The great thing about Moody’s Analytics calling out the Philippines for economic mismanagement is that Rodrigo Duterte’s army of internet followers have nowhere to go.
Certainly, they’re all over the Twittersphere defending their man in the presidential palace. But the misdirection and whataboutism can’t explain away how quickly the Duterte reform drive went off the road. And the extent to which his war of choice against the drug trade hurt an economy that was zooming along when he arrived in June 2016.
Most Southeast Asian leaders face challenges with illegal narcotics and addiction. Only Duterte, though, seemed to make it the raison d’etre of his presidency.
A big casualty of that decision is the progress Duterte’s predecessor, Benigno Aquino, made turning around a long-neglected economy. From 2010 to 2016, Aquino set out to devise a system focused on growing better, not just faster. He went after graft and tax cheats, increased accountability and transparency and scrutinized giant building projects and other contracts.
In short order, the Philippines scored its first-ever investment trade ratings. First, Fitch Ratings in 2013 and then Moody’s Investors Service and S&P Global. Foreign-direct investment zoomed Manila’s way as the one-time “Sick Man of Asia” enjoyed its new status among emerging-market darlings.
Duterte was elected to supercharge things. His 22 years as mayor of the southern city of Davao earned him a sort of folk-hero status. The city was reputed to enjoy faster gross domestic product growth, lower crime and less bureaucracy than the national average.

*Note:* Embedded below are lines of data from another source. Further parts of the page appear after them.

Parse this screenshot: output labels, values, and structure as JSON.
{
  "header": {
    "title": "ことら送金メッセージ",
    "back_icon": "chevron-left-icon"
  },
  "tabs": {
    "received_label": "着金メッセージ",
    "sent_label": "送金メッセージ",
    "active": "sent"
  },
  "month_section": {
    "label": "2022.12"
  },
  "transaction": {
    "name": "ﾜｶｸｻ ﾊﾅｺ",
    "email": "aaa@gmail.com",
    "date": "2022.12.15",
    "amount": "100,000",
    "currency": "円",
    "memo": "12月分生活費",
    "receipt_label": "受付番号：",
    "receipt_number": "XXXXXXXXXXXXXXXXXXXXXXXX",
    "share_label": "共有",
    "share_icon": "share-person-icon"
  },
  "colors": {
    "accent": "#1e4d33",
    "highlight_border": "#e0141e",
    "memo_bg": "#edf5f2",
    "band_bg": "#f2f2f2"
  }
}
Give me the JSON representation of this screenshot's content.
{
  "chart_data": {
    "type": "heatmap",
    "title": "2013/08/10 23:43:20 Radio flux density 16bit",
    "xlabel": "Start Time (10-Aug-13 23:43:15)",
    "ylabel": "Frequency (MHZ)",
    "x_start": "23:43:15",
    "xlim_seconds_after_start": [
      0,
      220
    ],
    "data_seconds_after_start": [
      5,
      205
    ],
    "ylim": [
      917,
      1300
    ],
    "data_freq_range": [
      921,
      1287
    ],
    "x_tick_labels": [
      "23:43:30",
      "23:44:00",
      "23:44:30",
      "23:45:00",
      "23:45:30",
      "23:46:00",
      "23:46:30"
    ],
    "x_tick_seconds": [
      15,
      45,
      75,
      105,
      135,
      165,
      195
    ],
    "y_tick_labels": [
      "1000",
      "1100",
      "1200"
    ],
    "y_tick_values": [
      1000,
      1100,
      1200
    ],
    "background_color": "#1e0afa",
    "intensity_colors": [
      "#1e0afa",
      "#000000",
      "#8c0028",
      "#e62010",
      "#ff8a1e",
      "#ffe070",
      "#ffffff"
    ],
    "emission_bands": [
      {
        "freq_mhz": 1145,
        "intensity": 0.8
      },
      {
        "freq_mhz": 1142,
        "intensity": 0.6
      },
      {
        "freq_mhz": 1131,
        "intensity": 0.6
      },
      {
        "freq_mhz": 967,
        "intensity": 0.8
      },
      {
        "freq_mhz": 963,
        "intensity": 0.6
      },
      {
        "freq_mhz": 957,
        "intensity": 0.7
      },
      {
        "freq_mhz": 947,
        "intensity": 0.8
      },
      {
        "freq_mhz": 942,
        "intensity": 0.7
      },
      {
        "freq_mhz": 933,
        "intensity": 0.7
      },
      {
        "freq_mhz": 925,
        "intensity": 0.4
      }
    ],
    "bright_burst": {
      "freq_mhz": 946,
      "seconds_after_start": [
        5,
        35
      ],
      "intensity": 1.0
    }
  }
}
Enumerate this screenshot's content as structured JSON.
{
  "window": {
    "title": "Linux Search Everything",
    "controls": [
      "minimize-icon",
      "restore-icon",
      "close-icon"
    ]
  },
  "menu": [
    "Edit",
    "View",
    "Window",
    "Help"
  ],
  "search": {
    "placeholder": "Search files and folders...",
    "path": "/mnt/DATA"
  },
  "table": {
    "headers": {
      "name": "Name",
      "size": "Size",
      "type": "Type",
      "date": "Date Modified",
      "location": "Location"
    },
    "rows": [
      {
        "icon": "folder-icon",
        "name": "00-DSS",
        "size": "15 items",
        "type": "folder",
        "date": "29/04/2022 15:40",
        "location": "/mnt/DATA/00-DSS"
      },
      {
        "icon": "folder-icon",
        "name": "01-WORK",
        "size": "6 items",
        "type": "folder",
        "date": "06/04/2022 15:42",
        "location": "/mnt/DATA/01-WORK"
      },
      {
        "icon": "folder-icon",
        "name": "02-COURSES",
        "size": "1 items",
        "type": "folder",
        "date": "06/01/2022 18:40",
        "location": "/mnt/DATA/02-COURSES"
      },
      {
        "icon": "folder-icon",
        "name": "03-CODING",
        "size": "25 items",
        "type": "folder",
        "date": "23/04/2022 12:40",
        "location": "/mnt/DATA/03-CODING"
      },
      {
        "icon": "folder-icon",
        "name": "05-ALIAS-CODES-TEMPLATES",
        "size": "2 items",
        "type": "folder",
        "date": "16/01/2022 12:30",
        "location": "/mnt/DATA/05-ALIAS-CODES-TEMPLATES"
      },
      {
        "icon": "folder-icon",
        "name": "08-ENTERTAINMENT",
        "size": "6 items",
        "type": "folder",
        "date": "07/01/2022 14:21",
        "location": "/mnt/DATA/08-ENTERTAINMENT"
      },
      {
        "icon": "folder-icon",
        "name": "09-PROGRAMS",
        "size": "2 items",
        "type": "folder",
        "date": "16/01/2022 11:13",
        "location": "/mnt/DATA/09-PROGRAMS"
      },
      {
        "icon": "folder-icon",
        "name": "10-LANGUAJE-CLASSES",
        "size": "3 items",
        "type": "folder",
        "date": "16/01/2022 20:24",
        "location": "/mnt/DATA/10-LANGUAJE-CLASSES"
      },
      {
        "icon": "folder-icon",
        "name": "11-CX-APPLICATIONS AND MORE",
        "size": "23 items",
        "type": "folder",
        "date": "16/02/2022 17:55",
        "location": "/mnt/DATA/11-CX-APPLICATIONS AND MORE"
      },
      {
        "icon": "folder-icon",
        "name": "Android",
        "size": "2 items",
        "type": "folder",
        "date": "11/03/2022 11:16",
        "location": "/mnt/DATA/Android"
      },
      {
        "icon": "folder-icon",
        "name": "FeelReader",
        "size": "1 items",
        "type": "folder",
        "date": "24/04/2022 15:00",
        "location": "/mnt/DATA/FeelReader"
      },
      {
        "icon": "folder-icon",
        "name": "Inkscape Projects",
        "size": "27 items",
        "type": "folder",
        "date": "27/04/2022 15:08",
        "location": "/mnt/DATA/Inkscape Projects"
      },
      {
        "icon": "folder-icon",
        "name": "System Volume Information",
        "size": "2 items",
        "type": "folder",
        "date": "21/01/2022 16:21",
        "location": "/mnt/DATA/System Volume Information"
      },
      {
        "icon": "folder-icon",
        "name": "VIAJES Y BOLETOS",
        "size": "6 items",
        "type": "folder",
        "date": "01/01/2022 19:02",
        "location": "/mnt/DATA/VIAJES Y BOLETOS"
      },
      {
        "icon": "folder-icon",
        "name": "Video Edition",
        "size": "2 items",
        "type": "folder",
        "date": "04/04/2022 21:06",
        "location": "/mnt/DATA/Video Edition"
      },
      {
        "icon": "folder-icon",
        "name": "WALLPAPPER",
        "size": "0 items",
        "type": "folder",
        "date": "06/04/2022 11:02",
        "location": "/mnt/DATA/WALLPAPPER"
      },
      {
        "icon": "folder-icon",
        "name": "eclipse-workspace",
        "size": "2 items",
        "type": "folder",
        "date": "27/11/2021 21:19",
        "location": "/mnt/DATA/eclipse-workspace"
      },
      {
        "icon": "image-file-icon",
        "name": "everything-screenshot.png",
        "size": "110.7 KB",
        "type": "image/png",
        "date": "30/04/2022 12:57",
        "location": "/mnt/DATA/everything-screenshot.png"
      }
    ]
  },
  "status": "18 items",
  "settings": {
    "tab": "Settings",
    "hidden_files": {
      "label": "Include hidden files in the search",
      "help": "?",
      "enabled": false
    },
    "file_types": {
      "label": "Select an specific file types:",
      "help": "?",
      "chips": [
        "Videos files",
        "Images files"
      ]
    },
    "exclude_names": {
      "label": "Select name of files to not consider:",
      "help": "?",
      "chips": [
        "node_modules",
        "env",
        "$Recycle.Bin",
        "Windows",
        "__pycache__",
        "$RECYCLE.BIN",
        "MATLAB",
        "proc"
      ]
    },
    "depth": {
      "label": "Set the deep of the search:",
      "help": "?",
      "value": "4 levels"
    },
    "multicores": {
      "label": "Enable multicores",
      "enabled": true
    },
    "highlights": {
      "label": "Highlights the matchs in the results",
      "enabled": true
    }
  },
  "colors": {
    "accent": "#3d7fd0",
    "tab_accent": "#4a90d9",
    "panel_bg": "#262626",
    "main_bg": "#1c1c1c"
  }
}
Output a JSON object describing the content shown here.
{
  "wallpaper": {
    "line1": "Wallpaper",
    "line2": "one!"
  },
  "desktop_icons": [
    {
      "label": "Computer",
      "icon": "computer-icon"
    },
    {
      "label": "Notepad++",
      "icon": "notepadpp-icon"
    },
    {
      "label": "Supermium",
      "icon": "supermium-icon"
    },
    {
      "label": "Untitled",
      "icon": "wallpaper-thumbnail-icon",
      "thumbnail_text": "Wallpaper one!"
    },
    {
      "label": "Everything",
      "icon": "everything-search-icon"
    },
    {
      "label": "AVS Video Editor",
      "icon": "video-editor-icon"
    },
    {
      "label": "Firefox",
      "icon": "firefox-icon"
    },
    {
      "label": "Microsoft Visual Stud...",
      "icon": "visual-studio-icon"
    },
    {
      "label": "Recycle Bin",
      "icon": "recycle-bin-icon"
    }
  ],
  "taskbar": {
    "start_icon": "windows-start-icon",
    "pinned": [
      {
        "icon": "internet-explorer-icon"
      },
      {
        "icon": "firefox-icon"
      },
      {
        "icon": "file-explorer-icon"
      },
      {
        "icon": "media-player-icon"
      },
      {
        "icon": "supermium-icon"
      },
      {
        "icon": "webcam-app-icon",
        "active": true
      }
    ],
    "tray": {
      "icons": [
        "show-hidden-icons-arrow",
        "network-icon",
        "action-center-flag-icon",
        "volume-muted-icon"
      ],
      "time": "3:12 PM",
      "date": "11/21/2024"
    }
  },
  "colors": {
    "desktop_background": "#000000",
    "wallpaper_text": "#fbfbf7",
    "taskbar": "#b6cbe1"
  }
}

Sadly, Duterte prioritized guns over butter. The ferocity of the drug war drew rebukes from the United Nations, Human Rights Watch and even the Vatican. Few shoutouts, by sharp contrast, came from the global economic grade keepers.
This gets us back to Moody’s Analytics turning gloomy on Duterte’s economy. Thanks to skewed government priorities, the Philippines entered the pandemic with serious pre-existing conditions. The public debt burdens that Aquino worked to reduce risk returning. Corruption is again on the upswing. In 2019 alone, Manila plunged 14 notches in just 12 months in Transparency International’s rankings. It fell again in 2020.
And the growth that Southeast Asia’s fifth-biggest economy enjoyed pre-Covid-19 was largely the product of turbocharged easing by the central bank. Then came the lockdowns and Duterte’s poor handling of getting vaccinations into arms.
As a result, say analysts at Moody’s, the Philippines “isn’t forecast to return to pre-pandemic levels of output until the end of 2022. In contrast, China, Taiwan, South Korea and Vietnam have returned to previous output levels, while Indonesia and Thailand are on track to return this year.” This, Moody’s says, makes the Philippines a “regional laggard” at the worst possible moment.
To be sure, the 1,796 days Duterte has been in office aren’t time enough to make up for decades of economic neglect. As much as Aquino achieved in six years, he failed to create enough good-paying jobs to keep pace with a young and growing population.
Yet Duterte’s 59 months should’ve been enough to make a bit of progress raising the nation’s healthcare game. He also has had 18 months of experience battling Covid-19 for his team to devise basic immunization plans and tackle vaccine hesitancy.
Structural impediments abound, of course. One is that local governments have long taken the lead on creating public health networks, not Manila. Even so, Duterte’s nation of 108 million people trails Cape Verde and Paraguay in vaccinations. Poorly funded and organized testing and contract-tracing protocols aren’t helping.
“This is problematic, because it means the Philippines remains vulnerable to continued local infection spikes, inhibiting the economic recovery,” Moody’s warns.
Just as important, the nation’s delayed recovery relative to neighbors won’t just set back Aquino-era efforts to reduce inequality, but result in a new wave of families falling out of middle-class status.
Optimists will argue that Duterte has another 12 months-plus in office to make good on his “Davao City model” for national prosperity. In reality, Duterte may be distracted by helping to facilitate the political career of his daughter Sara, who currently has his former mayoral job.
Such maneuvers might leave little time for the wholesale economic retooling that Duterte was elected to execute. Odds are, the central bank will take on an even bigger role in achieving the 5.3% GDP growth Moody’s projects this year. Given Duterte’s track record of distraction, the future seems anything but bright.